Rickey Wilson Jr. "Tony Michaels" and Shannon DeVido "Sage"' in Best Summer Ever. Courtesy of SXSW Online 2021.

In terms of plot, SXSW Online 2021’s film “Best Summer Ever” is not a unique film by any means. It’s an amalgamation of every single high school romance cliché and trope possible. In particular, the similarities between “Best Summer Ever,” “Grease” and Disney Channel’s “High School Musical” are unmistakable: Both films feature a girl on vacation who forms a connection with a lovable jock who she meets again later at school, not to mention a romantic conflict and a high school mean girl that steals the show. What makes “Best Summer Ever” unique, though, is its representation of people with disabilities.

SXSW Online 2021’s website describes the film as featuring a “fully integrated cast and crew of people with and without disabilities.” This inclusion of people with disabilities is especially meaningful because of the way it is normalized in the movie: The characters are made characters first — not characters with disabilities. 

While the representation of people with disabilities is heartening, it is noticeable that there isn’t much racial diversity in the film, with the main character Anthony (Rickey Alexander Wilson, “This Is Us”) being the only person of color featured in a significant way. 

The film isn’t fantastic, and it certainly isn’t anything new.
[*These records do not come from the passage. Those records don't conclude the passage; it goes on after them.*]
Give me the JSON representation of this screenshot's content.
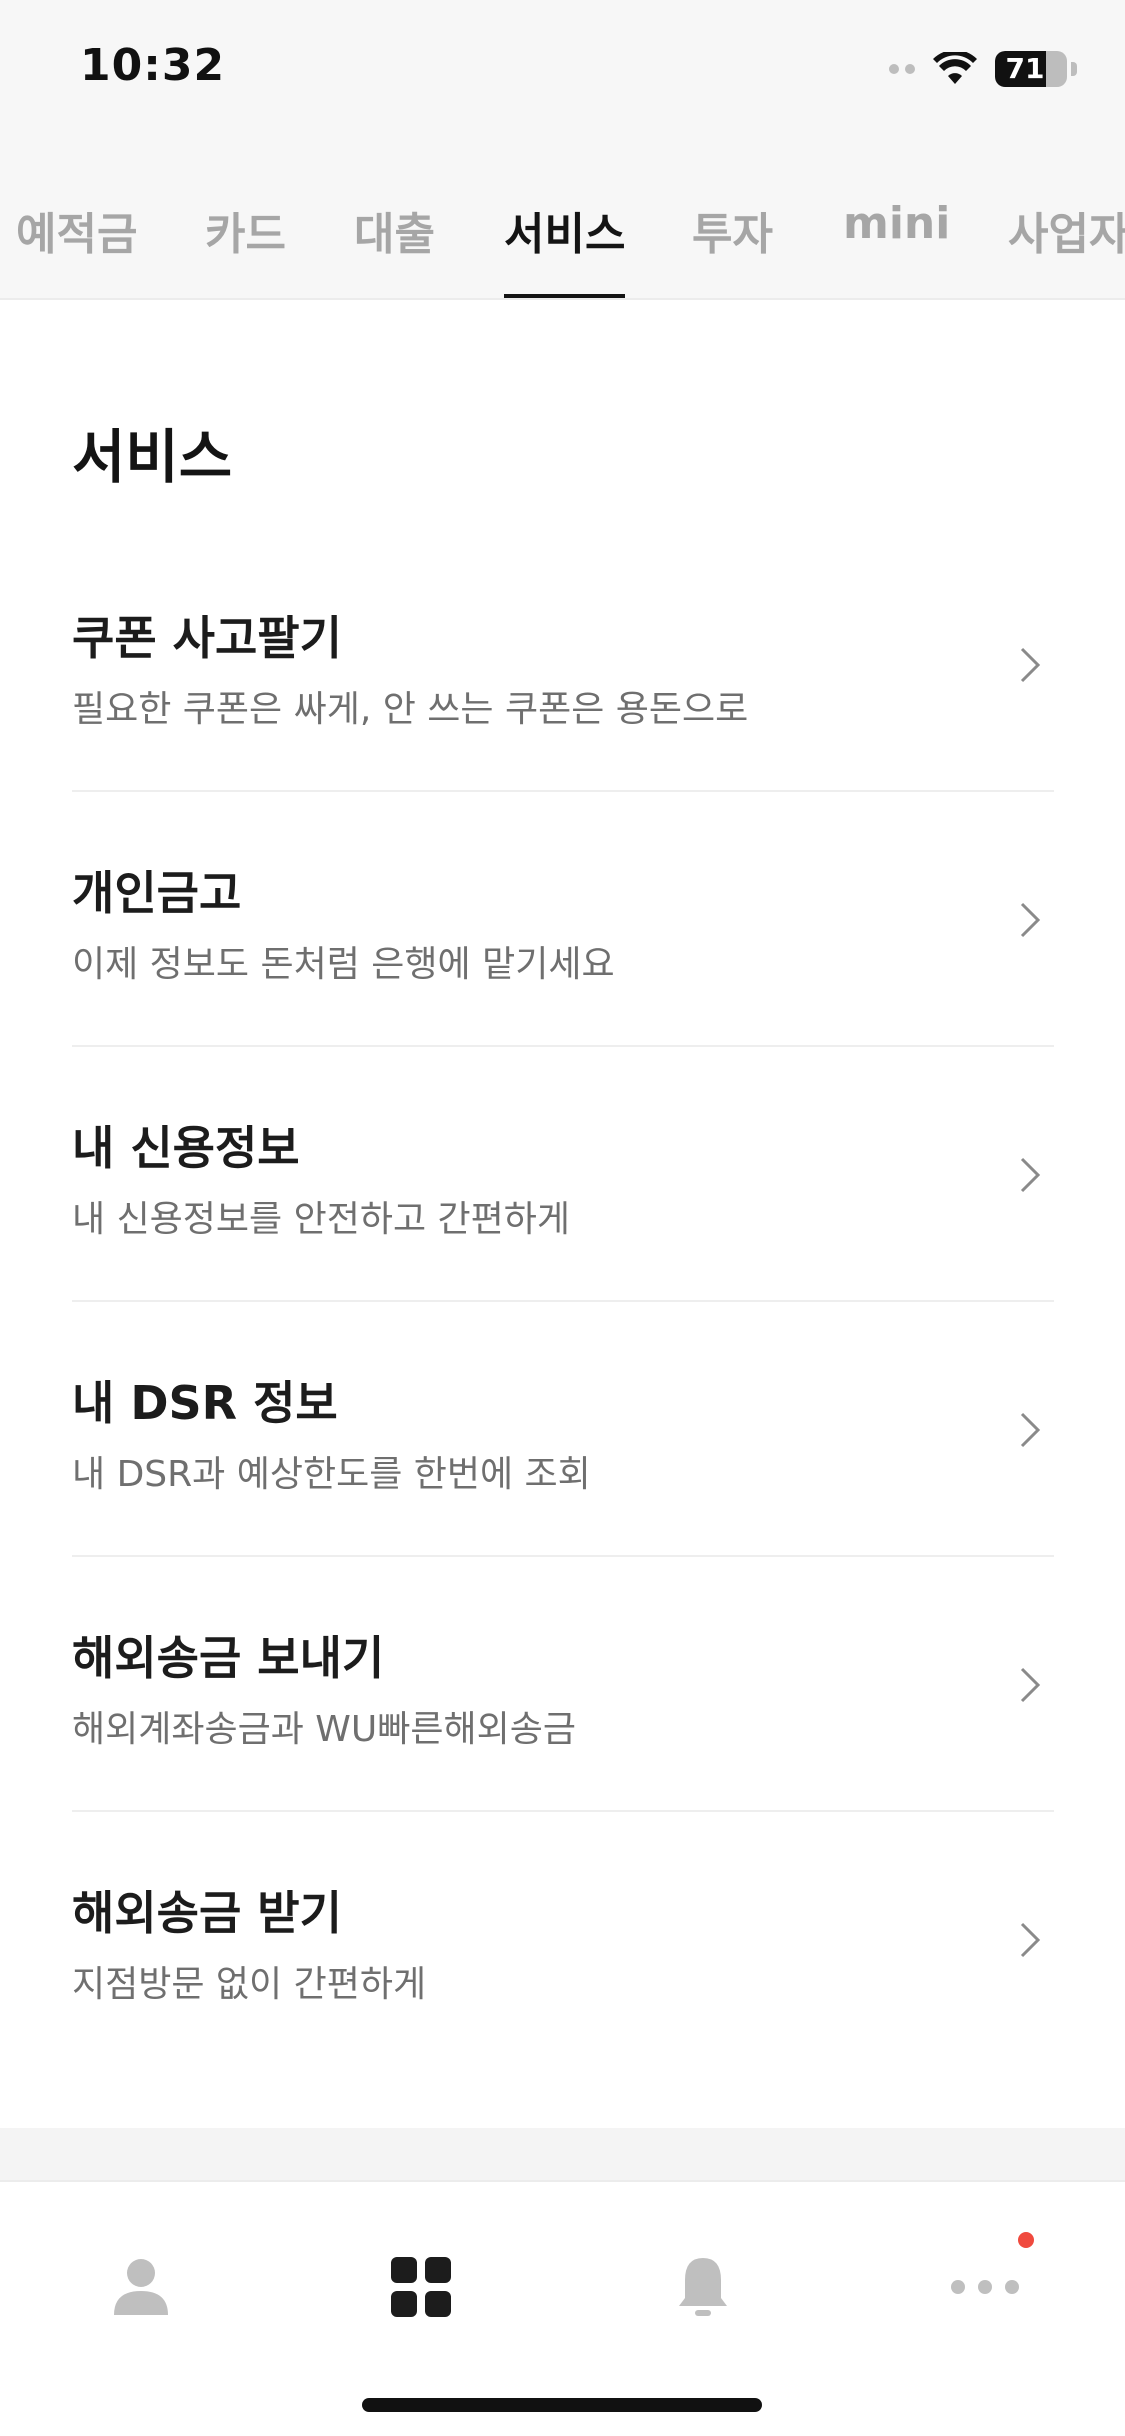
{
  "status_bar": {
    "time": "10:32",
    "battery_text": "71",
    "battery_level": 0.71
  },
  "tabs": [
    {
      "label": "예적금",
      "active": false
    },
    {
      "label": "카드",
      "active": false
    },
    {
      "label": "대출",
      "active": false
    },
    {
      "label": "서비스",
      "active": true
    },
    {
      "label": "투자",
      "active": false
    },
    {
      "label": "mini",
      "active": false
    },
    {
      "label": "사업자",
      "active": false
    }
  ],
  "page": {
    "title": "서비스"
  },
  "services": [
    {
      "title": "쿠폰 사고팔기",
      "subtitle": "필요한 쿠폰은 싸게, 안 쓰는 쿠폰은 용돈으로"
    },
    {
      "title": "개인금고",
      "subtitle": "이제 정보도 돈처럼 은행에 맡기세요"
    },
    {
      "title": "내 신용정보",
      "subtitle": "내 신용정보를 안전하고 간편하게"
    },
    {
      "title": "내 DSR 정보",
      "subtitle": "내 DSR과 예상한도를 한번에 조회"
    },
    {
      "title": "해외송금 보내기",
      "subtitle": "해외계좌송금과 WU빠른해외송금"
    },
    {
      "title": "해외송금 받기",
      "subtitle": "지점방문 없이 간편하게"
    }
  ],
  "bottom_nav": [
    {
      "icon": "person-icon",
      "active": false
    },
    {
      "icon": "grid-icon",
      "active": true
    },
    {
      "icon": "bell-icon",
      "active": false
    },
    {
      "icon": "more-icon",
      "active": false,
      "has_badge": true
    }
  ],
  "colors": {
    "active": "#141414",
    "inactive": "#a6a6a6",
    "subtitle": "#6f6f6f",
    "badge": "#f04a3e"
  }
}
Anthony is a football star who really loves to dance. Sage (Shannon DeVido, “Difficult People”), the female lead, is the new girl at school, and soon becomes Anthony’s love interest. Beth (MuMu Rhodes, “Not Fade Away”), the villainous mean girl, is ridiculous in every sense of the word but is somehow the most fun to watch. From licking trophy cases to trying to literally chaining a door closed, everything she does is off the rails and thoroughly enjoyable to witness. 
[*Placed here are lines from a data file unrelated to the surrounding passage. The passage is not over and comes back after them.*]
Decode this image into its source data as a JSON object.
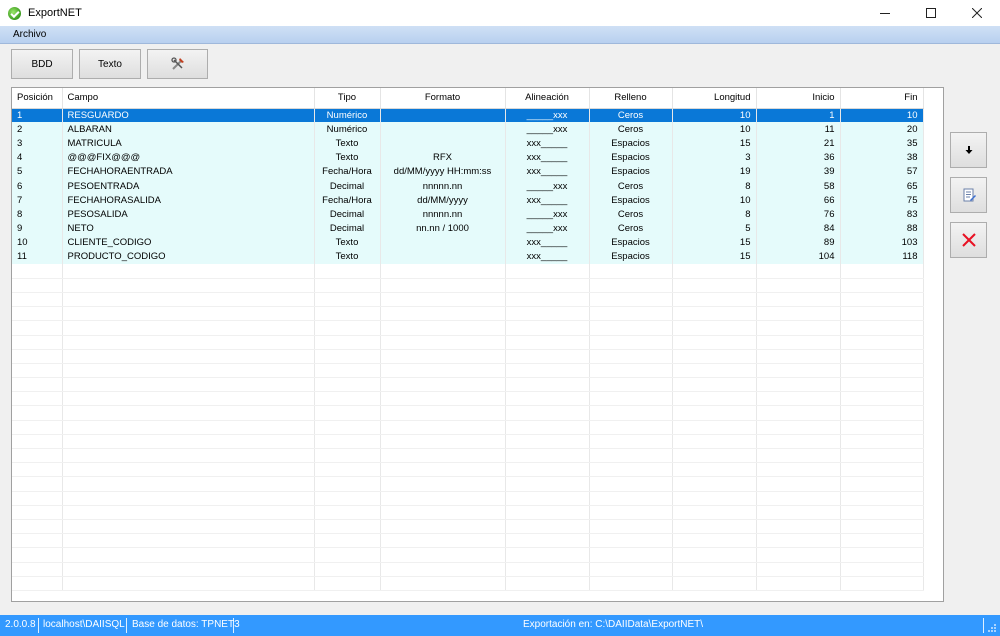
{
  "window": {
    "title": "ExportNET"
  },
  "menu": {
    "archivo": "Archivo"
  },
  "toolbar": {
    "bdd": "BDD",
    "texto": "Texto"
  },
  "table": {
    "headers": [
      "Posición",
      "Campo",
      "Tipo",
      "Formato",
      "Alineación",
      "Relleno",
      "Longitud",
      "Inicio",
      "Fin"
    ],
    "rows": [
      [
        "1",
        "RESGUARDO",
        "Numérico",
        "",
        "_____xxx",
        "Ceros",
        "10",
        "1",
        "10"
      ],
      [
        "2",
        "ALBARAN",
        "Numérico",
        "",
        "_____xxx",
        "Ceros",
        "10",
        "11",
        "20"
      ],
      [
        "3",
        "MATRICULA",
        "Texto",
        "",
        "xxx_____",
        "Espacios",
        "15",
        "21",
        "35"
      ],
      [
        "4",
        "@@@FIX@@@",
        "Texto",
        "RFX",
        "xxx_____",
        "Espacios",
        "3",
        "36",
        "38"
      ],
      [
        "5",
        "FECHAHORAENTRADA",
        "Fecha/Hora",
        "dd/MM/yyyy HH:mm:ss",
        "xxx_____",
        "Espacios",
        "19",
        "39",
        "57"
      ],
      [
        "6",
        "PESOENTRADA",
        "Decimal",
        "nnnnn.nn",
        "_____xxx",
        "Ceros",
        "8",
        "58",
        "65"
      ],
      [
        "7",
        "FECHAHORASALIDA",
        "Fecha/Hora",
        "dd/MM/yyyy",
        "xxx_____",
        "Espacios",
        "10",
        "66",
        "75"
      ],
      [
        "8",
        "PESOSALIDA",
        "Decimal",
        "nnnnn.nn",
        "_____xxx",
        "Ceros",
        "8",
        "76",
        "83"
      ],
      [
        "9",
        "NETO",
        "Decimal",
        "nn.nn / 1000",
        "_____xxx",
        "Ceros",
        "5",
        "84",
        "88"
      ],
      [
        "10",
        "CLIENTE_CODIGO",
        "Texto",
        "",
        "xxx_____",
        "Espacios",
        "15",
        "89",
        "103"
      ],
      [
        "11",
        "PRODUCTO_CODIGO",
        "Texto",
        "",
        "xxx_____",
        "Espacios",
        "15",
        "104",
        "118"
      ]
    ]
  },
  "side_buttons": [
    "arrow-down-icon",
    "document-edit-icon",
    "delete-x-icon"
  ],
  "status": {
    "version": "2.0.0.8",
    "server": "localhost\\DAIISQL",
    "database": "Base de datos: TPNET3",
    "export_path": "Exportación en: C:\\DAIIData\\ExportNET\\"
  },
  "colors": {
    "selection": "#0a78d7",
    "row_bg": "#e5fbfb",
    "statusbar": "#3399ff",
    "menubar": "#c4d8f2",
    "delete": "#e81123"
  }
}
Despite the overused tropes permeating throughout the film, it’s still a fun watch. In a lot of ways, it feels like a Disney Channel Original Movie, just with the slightly out-of-place inclusion of swearing and drugs. Even the songs feel like they’ve been pulled from other movies, with a song that is eerily reminiscent of Gabriella’s “When There Was Me and You” and another that is strikingly similar to Grease’s “Summer Nights.” The songs aren’t great, but they aren’t horrible either. They serve their purpose in the way that any musical’s songs do: They move the story along. 

Alongside the representation of the disabled community, another highlight of the film is its cast. Wilson in particular has a very charismatic, charming magnetism on-screen as Anthony. I wouldn’t be surprised if he became the new teenage rom-com love interest in many new films — maybe the new and improved Noah Centineo? 

DeVido portrays a realistic, sarcastic high schooler with ease; her background as a comedian shows up in little eye-rolling moments and quips. And Rhodes’s Beth really is a newer, crazier Sharpay Evans. Though she tragically lacks Sharpay’s iconic fashion sense, she makes up for it with excessive amounts of purple eyeliner, an antagonist anthem and amazing selfie-taking skills. 

There are also some fun cameos: Maggie Gyllenhaal (“The Dark Knight,” “Crazy Heart”), an executive producer of the film, appears as a reporter, and Benjamin Bratt (“Clear and Present Danger”) is featured with his daughter, who also happens to have physical disabilities. 

Despite its shortcomings, people should watch “Best Summer Ever,” if only to support the filmmakers, cast and crew that broke boundaries with their integration of people with and without disabilities.  

As someone with a relative who has cerebral palsy, seeing a film with such normalized representation of disabilities was amazing and meaningful to me, and I know it will impact others similarly. This film is really important, regardless of its overused plot. It’s definitely worth a watch.

Film Beat Editor Sabriya Imami can be reached at simami@umich.edu.